The art collectors are told they will be released if they arrange for their families to deliver some of their most valuable works of art to the terrorists.  A Vermeer painting becomes a symbol both of first world privilege and civiliation, when Helen announces she would rather die than endanger it.

A fascinating, important book for today. 

Against Anxiety: Beat Your Reading Slump with Three Fun Tomes

In all probability, the “reading slump” was invented by a non-reader. “I can’t read Proust, baby;  I’m in a reading slump.”  Someone must have tweeted it, and then everybody had the syndrome.  Pity the poor person with retro-major depression.

Here’s what we know:  honey,  you’re not in a reading slump.  You are (a) lazy, (b) anxious and depressed, or (c) having a full-fledged nervous breakdown.  The reading slump is not in the DSM!

At the hospital I don’t read Proust.  I sit beside my husband’s bed, trying to persuade him to sit on it. He is on the floor picking up the phone charger he dropped.   And he wants to go to the Starbucks down the hall, though his robe is untied–he can’t use one of his arms–and he has no money.  I rush out and stand in a long, long line to get us coffee and tea.  When I get back, he’s pacing.
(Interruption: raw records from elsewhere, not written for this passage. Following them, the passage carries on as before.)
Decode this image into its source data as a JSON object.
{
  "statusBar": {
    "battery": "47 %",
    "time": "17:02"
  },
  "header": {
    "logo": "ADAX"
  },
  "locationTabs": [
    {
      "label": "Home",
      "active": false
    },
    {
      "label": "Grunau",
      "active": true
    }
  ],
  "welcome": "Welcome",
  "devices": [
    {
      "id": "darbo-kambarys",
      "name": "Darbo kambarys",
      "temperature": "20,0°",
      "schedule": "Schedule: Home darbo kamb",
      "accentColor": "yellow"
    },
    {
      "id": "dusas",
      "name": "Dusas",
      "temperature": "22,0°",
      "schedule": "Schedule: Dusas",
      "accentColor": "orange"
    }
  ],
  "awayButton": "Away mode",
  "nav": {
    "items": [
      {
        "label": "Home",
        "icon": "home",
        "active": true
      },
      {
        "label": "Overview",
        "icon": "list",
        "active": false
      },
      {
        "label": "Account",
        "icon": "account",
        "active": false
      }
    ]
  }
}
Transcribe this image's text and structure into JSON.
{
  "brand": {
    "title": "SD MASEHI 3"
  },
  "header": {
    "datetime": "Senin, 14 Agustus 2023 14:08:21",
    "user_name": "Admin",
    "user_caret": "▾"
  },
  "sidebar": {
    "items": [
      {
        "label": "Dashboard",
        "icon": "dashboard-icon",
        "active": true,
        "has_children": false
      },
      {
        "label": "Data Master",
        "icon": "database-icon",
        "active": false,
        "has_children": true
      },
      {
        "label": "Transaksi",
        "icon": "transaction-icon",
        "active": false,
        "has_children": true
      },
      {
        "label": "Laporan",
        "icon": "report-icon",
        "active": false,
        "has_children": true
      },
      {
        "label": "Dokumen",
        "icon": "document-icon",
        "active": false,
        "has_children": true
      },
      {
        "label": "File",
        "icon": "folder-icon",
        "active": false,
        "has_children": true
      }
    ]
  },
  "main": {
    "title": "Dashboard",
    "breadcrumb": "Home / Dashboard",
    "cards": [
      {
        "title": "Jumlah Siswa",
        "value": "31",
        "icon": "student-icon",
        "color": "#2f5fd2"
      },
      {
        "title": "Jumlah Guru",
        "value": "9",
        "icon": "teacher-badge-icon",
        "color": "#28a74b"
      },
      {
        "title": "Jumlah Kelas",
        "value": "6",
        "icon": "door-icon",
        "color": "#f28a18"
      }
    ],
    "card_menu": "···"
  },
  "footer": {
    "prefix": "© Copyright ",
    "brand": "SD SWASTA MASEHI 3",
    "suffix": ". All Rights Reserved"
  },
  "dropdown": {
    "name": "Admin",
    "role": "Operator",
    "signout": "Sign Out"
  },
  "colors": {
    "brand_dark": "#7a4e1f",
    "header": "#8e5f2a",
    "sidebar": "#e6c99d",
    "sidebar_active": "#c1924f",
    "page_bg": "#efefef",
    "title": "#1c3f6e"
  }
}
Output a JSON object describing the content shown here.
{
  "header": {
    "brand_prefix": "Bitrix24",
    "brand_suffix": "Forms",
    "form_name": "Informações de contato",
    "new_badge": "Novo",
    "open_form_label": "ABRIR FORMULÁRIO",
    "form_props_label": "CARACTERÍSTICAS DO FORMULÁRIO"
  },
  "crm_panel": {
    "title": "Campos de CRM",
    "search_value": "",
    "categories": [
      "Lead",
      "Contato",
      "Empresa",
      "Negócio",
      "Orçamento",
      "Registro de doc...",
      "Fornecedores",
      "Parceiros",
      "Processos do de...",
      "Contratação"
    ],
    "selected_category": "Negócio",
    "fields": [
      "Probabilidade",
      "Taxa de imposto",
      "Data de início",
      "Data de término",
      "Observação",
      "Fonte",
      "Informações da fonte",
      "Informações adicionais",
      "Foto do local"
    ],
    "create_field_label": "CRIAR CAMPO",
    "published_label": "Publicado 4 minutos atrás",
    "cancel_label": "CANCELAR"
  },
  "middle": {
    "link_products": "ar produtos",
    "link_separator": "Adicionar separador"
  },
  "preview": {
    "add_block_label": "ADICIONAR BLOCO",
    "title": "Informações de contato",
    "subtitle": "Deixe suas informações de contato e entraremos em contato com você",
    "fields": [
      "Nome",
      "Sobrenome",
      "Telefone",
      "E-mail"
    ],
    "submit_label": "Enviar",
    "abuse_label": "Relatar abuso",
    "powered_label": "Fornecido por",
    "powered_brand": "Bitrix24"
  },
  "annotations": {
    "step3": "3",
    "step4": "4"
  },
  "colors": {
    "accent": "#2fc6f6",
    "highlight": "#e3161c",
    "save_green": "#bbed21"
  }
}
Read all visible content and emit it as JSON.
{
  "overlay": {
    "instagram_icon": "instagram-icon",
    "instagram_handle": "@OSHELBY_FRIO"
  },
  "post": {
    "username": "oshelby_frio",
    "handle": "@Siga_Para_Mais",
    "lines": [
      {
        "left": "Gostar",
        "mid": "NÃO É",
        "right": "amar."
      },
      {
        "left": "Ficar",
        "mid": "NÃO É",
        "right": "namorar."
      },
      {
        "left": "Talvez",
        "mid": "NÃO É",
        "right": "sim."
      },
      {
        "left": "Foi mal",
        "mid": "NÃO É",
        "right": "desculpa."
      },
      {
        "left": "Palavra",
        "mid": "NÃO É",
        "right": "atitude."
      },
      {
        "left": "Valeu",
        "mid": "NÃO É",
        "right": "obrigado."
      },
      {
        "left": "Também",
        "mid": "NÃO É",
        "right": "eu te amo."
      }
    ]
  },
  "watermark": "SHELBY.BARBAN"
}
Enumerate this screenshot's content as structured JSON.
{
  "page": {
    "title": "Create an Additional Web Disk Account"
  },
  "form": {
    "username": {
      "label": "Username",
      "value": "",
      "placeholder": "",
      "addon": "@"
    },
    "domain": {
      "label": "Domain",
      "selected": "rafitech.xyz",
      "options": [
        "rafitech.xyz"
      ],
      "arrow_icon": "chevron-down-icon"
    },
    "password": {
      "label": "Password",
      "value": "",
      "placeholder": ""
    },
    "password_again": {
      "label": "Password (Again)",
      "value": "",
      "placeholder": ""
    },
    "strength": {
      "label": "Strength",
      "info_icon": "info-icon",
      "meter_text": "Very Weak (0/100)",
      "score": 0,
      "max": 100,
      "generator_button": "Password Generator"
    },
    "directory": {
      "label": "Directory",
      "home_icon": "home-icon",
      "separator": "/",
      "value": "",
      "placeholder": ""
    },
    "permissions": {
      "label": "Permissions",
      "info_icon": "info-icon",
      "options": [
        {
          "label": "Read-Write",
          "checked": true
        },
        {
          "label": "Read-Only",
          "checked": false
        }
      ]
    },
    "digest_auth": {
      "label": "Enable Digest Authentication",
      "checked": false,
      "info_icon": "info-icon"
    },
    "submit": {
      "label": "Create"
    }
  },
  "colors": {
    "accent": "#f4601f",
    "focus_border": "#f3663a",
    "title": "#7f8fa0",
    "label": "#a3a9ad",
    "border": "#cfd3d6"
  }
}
It is hard to get much reading done, period, because people are in and out of the hospital room.  Blood pressure, menus, the whole bit.  Between trying to get him to take it easy and my own selfish existential crisis (I never knew his existence was fragile!),  I metaphorically chewed my fingernails,

He’s almost cured–a few more weeks, they think–and now everything is back to normal.  But I’ve done a lot of escape readings, and here are three fun books to help you beat anxiety, though I shall never call it a reading slump!

1. Daphne du Maurier’s The Parasites. Yes, du Maurier’s Rebecca is a classic, but The Parasites is almost equally brilliant.  This fascinating story of three siblings, Maria, an actress, Niall, a songwriter, and mousy Celia, who has a  talent for drawing,  begins on a Sunday in the country when Maria’s husband explodes with rage and calls them parasites. As du Maurier tells the story of the tight-knit talented brother and half-sisters, who are the children of an actress and singer, we have our own opportunity to judge.  Du Maurier narrates the novel in the first-person plural–and we never know quite who  the “we” is!

2.  Elizabeth Goudge’s The White Witch.  Goudge’s writing is sometimes breathtaking, other times sentimental, and I love her vivid Dickensian characters.  I recently reread The White Witch, a historical novel set in England in the 17th century, during the English civil war between Charles I and the Puritans.  Most of the novel is set in a village temporarily left to its own peaceful ways since the not-very-bright Puritan convert Squire, Robert Haselwood, has gone to war.  In the opening chapters, we meet his cousin  Froniga, who is half-gypsy and a white witch with healing powers and benign spells;   the Haselwood twins, Will, a very ordinary little boy, and his unusually percepitve sister, Jenny; Francis Leland, a traveling artist who paints the twins and is secretly one of the king’s men; Yoben, Froniga’s long-time boyfriend and a gypsy with  a mysterious past; and the eccentric, very wise village priest, so kind he tries to help the black witch in the village, an evil soul who digs up graves and casts obscene spells.  How will they all come together?  This is not her absolute best, but I enjoyed it very much and some people love it.

3. Mary McCarthy’s Birds of America.  This 1971 satire, set in New England, Paris, and Rome in the 1960s, skewers American innocence and hypocrisy, and I think it’s McCarthy’s best work.   You don’t have to know about the 1960s to be amused by her mockery of frozen foods, a pious Thanksgiving abroad (which the hero calls “a harvest fest”), the faux-historicism of New England villages, and tourism in Europe (the protagonist thinks tourists should be licensed to go to art museums).